Almost three-quarters of people are opposed to the teachers strike, according to the Department of Education
A spokeswoman said 70% of people were against industrial action or believed teachers should not be allowed to strike at all.
– Department for Education spokeswoman
It is disappointing that the NUT and NASUWT are striking over the Government's measures to allow heads to pay good teachers more.
In a recent poll, 61% of respondents supported linking teachers' pay to performance and 70% either opposed the strikes or believed that teachers should not be allowed to strike at all.
All strikes will do is disrupt parents' lives, hold back children's education and damage the reputation of the profession.

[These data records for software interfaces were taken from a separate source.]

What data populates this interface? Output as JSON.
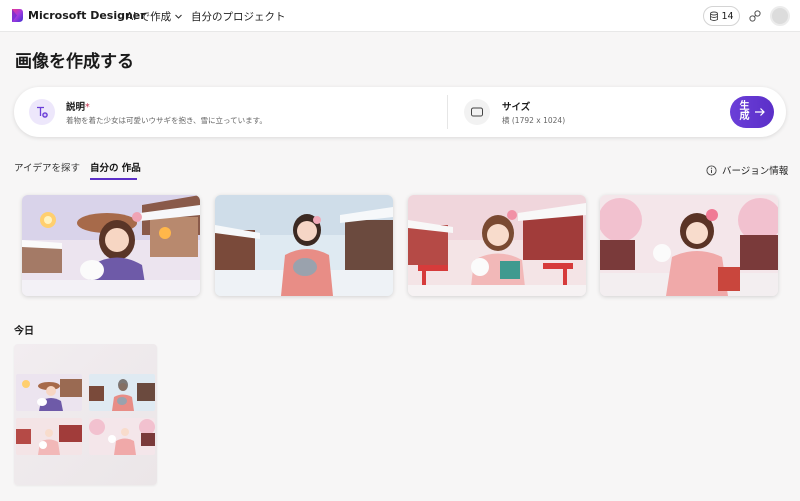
{
  "header": {
    "brand": "Microsoft Designer",
    "nav_ai": "AI で作成",
    "nav_projects": "自分のプロジェクト",
    "credits": "14"
  },
  "page": {
    "title": "画像を作成する"
  },
  "prompt": {
    "description_label": "説明",
    "required_mark": "*",
    "description_value": "着物を着た少女は可愛いウサギを抱き、雪に立っています。",
    "size_label": "サイズ",
    "size_value": "横 (1792 x 1024)",
    "generate_label": "生成"
  },
  "tabs": [
    {
      "label": "アイデアを探す",
      "active": false
    },
    {
      "label": "自分の 作品",
      "active": true
    }
  ],
  "version_info": "バージョン情報",
  "today": {
    "heading": "今日"
  },
  "colors": {
    "accent": "#5b2fc8",
    "page_bg": "#f7f6f6"
  },
  "icons": [
    "designer-logo-icon",
    "chevron-down-icon",
    "coin-icon",
    "link-icon",
    "text-plus-icon",
    "rectangle-icon",
    "arrow-right-icon",
    "info-icon"
  ]
}
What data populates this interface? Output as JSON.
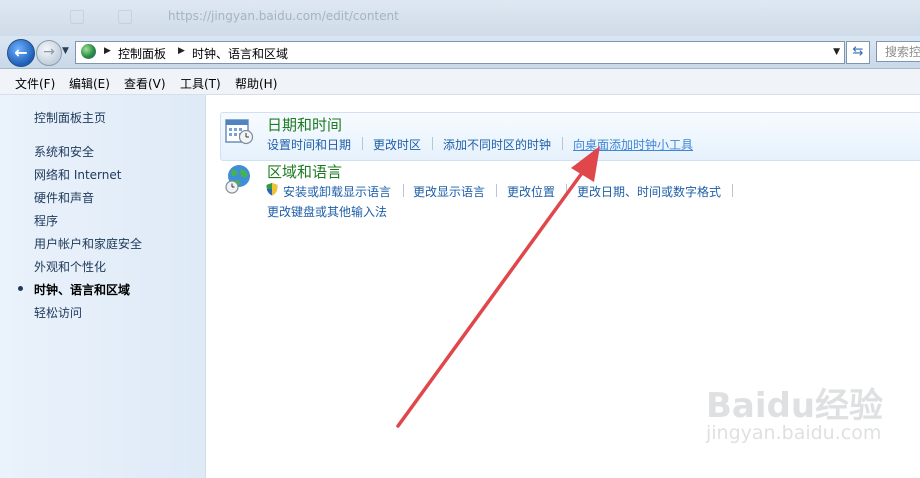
{
  "titlebar": {
    "text": "https://jingyan.baidu.com/edit/content"
  },
  "address": {
    "crumbs": [
      "控制面板",
      "时钟、语言和区域"
    ],
    "search_placeholder": "搜索控"
  },
  "menu": [
    "文件(F)",
    "编辑(E)",
    "查看(V)",
    "工具(T)",
    "帮助(H)"
  ],
  "sidebar": {
    "home": "控制面板主页",
    "items": [
      "系统和安全",
      "网络和 Internet",
      "硬件和声音",
      "程序",
      "用户帐户和家庭安全",
      "外观和个性化",
      "时钟、语言和区域",
      "轻松访问"
    ]
  },
  "categories": [
    {
      "title": "日期和时间",
      "links": [
        "设置时间和日期",
        "更改时区",
        "添加不同时区的时钟",
        "向桌面添加时钟小工具"
      ]
    },
    {
      "title": "区域和语言",
      "links": [
        "安装或卸载显示语言",
        "更改显示语言",
        "更改位置",
        "更改日期、时间或数字格式",
        "更改键盘或其他输入法"
      ]
    }
  ],
  "watermark": {
    "logo": "Baidu经验",
    "url": "jingyan.baidu.com"
  },
  "colors": {
    "annotation_arrow": "#e0474b",
    "category_title": "#1e7b22",
    "link": "#1e5fa8"
  }
}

The teachers' unions argue their members are walking out because of cuts to their pay, higher pension contributions and poor working conditions.
Government reforms will leave teachers overworked and under-qualified, a striking teacher has told Daybreak.
History teacher John Boniface said reforms would be "attacks" on the "education they are going to be able to provide for children".
He criticised plans to allow teachers without a proper qualification to work in a classroom and not giving teachers enough time to plan lessons.
Hundreds of schools across London could be disrupted today as teachers stage further strike action in an ongoing dispute over pay, pensions and working conditions.
Organisers say 'the overwhelming majority' of teachers from two of England's biggest teaching unions, the NUT and NASUWT, are expected to rally in central London.
The first regional walkout took place in the North West on June 27th, and further strikes took place in East of England, the East Midlands, West Midlands and Yorkshire and Humberside on October 1st.
The Government says it is 'disappointed' at the decision to hold further industrial action.